Somewhere in the remote space of streaming lies one of the smartest and most imaginative sci-fi series ever made. Its very numerous fans wait for a channel to rescue Babylon 5 to be able to enjoy again its careful scripts and its spectacular – for then and for today – special effects, and it is possible that this will happen. On the other hand, what can be ruled out is that one day it is decided to retake the story: Babylon 5 has, among many other peculiarities, that of being a television series conceived with a closed ending, which would take place when the 111 episodes that they were going to make up the five seasons planned from the beginning.
The author and absolute owner of the Babylon universe was Joseph Michael Straczynski, a writer and screenwriter who at the end of the 80s had a considerable number of episodes for series of the most diverse on his resume. He then had the idea of creating his own, taking advantage of the fact that science fiction seemed to be on the rise again on television after the success of Star Trek: The Next Generation. But his idea went far beyond the still fashionable self-concluding chapters: it was the world of video and viewers could record the episodes and easily follow plots that stretched for months. Straczynski had in mind a television saga that was the equivalent of a literary epic, like The Lord of the Rings or the Foundation books.
In the year 2258, Babylon 5 is a gigantic space station inhabited by a quarter of a million humans and aliens of all species. It works as a sort of galactic United Nations, where the council formed by representatives of the different worlds decides on political, economic, commercial, social or religious conflicts, with the common objective of solving them avoiding the repetition of the wars of the past.

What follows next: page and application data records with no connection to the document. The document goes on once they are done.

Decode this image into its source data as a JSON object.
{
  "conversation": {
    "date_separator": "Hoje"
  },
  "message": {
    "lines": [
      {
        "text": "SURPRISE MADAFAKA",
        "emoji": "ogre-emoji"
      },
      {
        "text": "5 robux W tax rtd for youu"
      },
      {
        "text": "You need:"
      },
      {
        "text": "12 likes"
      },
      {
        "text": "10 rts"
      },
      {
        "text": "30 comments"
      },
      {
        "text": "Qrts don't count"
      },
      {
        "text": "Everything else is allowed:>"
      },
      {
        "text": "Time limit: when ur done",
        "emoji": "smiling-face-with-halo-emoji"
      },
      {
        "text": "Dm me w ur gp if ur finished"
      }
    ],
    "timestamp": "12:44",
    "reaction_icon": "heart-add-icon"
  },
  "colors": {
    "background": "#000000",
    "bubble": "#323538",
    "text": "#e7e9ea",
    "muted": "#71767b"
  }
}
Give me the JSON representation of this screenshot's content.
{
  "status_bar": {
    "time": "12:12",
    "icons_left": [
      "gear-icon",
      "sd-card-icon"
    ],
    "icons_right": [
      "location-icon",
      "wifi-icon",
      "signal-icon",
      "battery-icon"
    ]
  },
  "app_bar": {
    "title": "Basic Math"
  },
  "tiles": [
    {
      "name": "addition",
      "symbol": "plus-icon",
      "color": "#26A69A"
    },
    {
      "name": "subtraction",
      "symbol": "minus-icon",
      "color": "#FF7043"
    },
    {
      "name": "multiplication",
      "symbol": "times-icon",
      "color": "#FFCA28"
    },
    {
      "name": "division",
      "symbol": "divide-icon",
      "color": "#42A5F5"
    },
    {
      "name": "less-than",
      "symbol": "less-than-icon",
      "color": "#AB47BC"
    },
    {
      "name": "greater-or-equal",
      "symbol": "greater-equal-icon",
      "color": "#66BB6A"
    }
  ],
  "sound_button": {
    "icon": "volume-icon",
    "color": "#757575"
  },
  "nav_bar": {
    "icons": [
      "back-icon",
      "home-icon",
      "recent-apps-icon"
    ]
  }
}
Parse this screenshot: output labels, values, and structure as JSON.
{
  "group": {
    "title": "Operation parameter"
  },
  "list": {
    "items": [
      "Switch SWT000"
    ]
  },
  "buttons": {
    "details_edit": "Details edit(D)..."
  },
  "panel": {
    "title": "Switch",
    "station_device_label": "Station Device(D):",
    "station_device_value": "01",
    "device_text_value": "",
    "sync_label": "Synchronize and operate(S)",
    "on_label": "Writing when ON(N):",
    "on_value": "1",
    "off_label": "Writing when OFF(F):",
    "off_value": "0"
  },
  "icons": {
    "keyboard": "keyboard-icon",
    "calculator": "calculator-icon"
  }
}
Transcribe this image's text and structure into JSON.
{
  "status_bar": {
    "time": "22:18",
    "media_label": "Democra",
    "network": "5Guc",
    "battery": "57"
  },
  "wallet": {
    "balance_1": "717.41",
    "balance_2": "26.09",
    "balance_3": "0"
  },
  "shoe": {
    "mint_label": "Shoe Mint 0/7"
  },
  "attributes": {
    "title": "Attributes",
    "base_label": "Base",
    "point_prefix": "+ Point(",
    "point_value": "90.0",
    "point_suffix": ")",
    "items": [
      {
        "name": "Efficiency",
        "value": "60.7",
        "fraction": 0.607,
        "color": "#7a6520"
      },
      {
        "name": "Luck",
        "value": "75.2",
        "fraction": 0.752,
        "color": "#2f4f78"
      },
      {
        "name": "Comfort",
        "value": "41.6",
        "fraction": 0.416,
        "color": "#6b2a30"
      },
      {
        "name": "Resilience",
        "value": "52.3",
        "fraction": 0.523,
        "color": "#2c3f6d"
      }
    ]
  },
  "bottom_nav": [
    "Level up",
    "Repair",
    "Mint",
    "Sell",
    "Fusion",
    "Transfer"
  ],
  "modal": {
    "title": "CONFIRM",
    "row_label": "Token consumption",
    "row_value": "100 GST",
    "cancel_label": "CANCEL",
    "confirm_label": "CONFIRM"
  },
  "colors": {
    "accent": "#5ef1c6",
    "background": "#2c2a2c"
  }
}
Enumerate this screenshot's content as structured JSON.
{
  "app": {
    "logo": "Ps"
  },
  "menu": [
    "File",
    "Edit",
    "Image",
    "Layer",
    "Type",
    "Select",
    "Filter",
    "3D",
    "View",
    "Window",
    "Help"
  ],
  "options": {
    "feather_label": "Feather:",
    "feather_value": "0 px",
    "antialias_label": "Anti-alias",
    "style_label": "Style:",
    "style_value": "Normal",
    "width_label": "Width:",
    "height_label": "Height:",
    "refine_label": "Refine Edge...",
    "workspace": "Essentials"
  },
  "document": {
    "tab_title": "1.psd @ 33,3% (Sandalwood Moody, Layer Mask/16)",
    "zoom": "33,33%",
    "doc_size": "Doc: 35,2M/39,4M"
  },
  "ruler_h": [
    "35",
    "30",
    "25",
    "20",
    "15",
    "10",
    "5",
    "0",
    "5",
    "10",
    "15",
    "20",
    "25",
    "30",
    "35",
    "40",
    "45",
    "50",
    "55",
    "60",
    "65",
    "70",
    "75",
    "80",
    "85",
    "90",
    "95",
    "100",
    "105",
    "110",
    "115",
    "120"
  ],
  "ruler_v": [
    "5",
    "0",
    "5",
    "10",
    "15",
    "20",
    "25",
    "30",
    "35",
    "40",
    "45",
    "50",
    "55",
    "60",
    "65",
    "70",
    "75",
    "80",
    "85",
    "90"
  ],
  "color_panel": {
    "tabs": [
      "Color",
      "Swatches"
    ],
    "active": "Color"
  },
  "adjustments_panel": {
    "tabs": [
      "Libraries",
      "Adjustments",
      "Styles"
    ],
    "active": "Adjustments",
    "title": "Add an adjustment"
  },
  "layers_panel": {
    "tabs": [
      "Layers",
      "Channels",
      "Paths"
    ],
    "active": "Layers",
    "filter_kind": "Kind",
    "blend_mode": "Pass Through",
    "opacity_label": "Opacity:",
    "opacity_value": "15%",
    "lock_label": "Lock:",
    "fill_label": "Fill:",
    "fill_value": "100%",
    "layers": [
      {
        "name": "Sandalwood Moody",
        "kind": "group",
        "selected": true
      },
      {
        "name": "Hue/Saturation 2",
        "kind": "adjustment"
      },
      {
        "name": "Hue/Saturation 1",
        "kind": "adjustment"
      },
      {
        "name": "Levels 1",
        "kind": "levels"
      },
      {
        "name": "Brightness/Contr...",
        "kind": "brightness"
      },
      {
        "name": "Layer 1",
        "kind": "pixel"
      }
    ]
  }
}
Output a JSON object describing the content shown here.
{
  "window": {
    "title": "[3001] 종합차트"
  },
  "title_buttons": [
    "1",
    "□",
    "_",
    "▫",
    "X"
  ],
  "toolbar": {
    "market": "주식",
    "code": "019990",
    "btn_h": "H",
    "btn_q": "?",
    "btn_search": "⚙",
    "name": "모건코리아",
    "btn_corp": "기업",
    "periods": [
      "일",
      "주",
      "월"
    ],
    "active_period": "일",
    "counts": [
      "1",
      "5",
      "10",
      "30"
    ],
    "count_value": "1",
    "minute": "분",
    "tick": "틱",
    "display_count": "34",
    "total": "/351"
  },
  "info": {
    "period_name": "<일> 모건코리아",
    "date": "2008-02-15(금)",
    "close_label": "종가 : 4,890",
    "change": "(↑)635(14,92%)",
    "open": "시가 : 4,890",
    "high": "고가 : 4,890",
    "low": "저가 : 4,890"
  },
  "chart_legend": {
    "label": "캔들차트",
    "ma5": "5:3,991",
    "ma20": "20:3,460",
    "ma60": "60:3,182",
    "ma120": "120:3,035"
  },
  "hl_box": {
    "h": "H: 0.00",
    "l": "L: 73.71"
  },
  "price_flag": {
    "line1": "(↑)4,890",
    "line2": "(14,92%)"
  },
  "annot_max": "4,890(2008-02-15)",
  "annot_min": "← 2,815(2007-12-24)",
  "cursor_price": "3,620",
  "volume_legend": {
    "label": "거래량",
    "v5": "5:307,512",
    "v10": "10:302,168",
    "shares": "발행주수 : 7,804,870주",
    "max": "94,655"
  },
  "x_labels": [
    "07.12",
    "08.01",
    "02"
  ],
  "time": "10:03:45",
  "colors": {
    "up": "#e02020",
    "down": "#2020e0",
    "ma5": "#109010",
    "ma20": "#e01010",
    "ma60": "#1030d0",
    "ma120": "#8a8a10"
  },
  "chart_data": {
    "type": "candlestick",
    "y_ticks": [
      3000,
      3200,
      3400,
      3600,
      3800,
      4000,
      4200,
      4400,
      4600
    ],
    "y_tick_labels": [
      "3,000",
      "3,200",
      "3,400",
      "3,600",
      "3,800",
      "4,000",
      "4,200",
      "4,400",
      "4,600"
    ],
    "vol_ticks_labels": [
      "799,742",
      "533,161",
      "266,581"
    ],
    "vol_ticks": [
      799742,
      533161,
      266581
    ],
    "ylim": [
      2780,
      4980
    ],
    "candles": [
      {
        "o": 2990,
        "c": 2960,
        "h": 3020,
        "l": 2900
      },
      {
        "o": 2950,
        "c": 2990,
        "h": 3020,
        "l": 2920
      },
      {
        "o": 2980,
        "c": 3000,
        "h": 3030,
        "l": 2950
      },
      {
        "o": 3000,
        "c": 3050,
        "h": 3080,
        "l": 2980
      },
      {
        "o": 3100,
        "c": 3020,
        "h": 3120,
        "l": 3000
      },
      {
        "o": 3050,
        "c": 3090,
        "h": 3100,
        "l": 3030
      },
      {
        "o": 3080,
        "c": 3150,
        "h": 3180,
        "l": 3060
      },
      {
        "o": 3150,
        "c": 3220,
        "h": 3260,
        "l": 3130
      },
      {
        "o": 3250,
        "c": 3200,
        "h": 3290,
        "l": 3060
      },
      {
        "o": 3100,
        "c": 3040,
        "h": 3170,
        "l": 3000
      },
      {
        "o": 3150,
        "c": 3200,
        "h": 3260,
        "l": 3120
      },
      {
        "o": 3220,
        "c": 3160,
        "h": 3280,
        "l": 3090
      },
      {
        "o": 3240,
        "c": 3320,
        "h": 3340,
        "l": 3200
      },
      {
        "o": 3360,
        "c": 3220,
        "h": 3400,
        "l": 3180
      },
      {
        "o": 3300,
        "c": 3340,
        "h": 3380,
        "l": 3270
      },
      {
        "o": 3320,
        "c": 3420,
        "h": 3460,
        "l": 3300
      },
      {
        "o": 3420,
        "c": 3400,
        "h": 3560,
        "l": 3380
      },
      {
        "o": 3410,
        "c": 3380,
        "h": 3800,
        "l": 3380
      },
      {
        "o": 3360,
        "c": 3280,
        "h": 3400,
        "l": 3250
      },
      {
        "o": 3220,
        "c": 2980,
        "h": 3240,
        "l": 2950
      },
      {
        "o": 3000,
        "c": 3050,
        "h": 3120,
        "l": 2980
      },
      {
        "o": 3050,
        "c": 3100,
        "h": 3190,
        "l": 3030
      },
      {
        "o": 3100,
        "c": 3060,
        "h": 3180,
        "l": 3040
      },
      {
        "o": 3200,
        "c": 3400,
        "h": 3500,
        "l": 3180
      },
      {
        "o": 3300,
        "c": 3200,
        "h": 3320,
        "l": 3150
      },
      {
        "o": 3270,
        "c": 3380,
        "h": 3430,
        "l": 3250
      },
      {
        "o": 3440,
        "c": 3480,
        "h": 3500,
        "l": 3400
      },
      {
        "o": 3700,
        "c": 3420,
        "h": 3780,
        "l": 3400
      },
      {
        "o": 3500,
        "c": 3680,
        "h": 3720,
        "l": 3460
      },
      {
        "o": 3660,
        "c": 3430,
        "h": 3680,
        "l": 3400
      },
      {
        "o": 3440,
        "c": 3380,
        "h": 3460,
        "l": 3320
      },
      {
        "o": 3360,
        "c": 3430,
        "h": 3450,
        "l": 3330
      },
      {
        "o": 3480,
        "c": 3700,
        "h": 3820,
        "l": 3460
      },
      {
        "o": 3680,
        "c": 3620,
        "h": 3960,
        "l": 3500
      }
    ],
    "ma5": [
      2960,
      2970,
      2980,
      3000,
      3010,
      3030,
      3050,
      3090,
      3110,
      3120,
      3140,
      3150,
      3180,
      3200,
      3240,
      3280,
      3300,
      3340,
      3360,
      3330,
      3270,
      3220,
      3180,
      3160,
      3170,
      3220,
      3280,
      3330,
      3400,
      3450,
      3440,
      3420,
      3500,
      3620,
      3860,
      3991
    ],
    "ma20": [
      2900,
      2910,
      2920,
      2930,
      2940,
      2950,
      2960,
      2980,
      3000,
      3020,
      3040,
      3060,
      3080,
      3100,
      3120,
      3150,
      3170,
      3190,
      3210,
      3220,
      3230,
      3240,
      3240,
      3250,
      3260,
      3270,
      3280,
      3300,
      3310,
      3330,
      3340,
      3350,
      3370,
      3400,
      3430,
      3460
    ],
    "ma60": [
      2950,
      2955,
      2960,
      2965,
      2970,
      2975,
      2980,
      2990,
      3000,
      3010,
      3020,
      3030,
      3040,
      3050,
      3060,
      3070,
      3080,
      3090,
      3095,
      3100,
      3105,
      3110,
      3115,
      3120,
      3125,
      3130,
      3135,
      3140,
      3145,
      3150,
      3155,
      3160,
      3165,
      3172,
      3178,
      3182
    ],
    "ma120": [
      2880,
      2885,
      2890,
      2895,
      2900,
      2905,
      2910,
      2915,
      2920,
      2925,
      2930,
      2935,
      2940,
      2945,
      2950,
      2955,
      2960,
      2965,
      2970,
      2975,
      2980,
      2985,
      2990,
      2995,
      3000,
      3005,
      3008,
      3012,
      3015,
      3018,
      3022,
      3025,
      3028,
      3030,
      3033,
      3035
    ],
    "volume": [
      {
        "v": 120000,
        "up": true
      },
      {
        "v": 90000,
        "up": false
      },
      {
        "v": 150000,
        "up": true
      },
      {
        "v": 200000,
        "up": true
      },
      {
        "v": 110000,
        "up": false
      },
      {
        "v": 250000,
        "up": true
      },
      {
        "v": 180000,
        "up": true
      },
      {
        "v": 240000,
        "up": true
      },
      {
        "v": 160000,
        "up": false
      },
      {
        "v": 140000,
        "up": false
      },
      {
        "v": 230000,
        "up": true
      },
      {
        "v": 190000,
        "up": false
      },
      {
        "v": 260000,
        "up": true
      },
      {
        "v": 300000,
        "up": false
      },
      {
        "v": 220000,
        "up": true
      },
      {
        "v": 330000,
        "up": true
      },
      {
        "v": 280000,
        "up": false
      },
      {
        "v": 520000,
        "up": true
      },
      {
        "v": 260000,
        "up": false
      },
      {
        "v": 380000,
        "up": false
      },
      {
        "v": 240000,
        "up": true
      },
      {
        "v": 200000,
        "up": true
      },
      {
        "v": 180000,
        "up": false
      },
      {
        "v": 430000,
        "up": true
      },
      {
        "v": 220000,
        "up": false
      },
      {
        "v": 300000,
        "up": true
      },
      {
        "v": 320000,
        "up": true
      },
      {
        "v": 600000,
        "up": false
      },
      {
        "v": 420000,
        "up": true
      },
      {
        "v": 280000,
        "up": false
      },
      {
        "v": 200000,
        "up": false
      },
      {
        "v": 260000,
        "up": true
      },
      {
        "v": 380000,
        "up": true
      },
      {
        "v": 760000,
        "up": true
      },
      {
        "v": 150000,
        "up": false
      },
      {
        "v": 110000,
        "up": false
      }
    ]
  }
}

Obviously, things are not so easy, considering the large number of empires and races whose squabbles are centuries old, and the intrigues within the alliance of planets itself.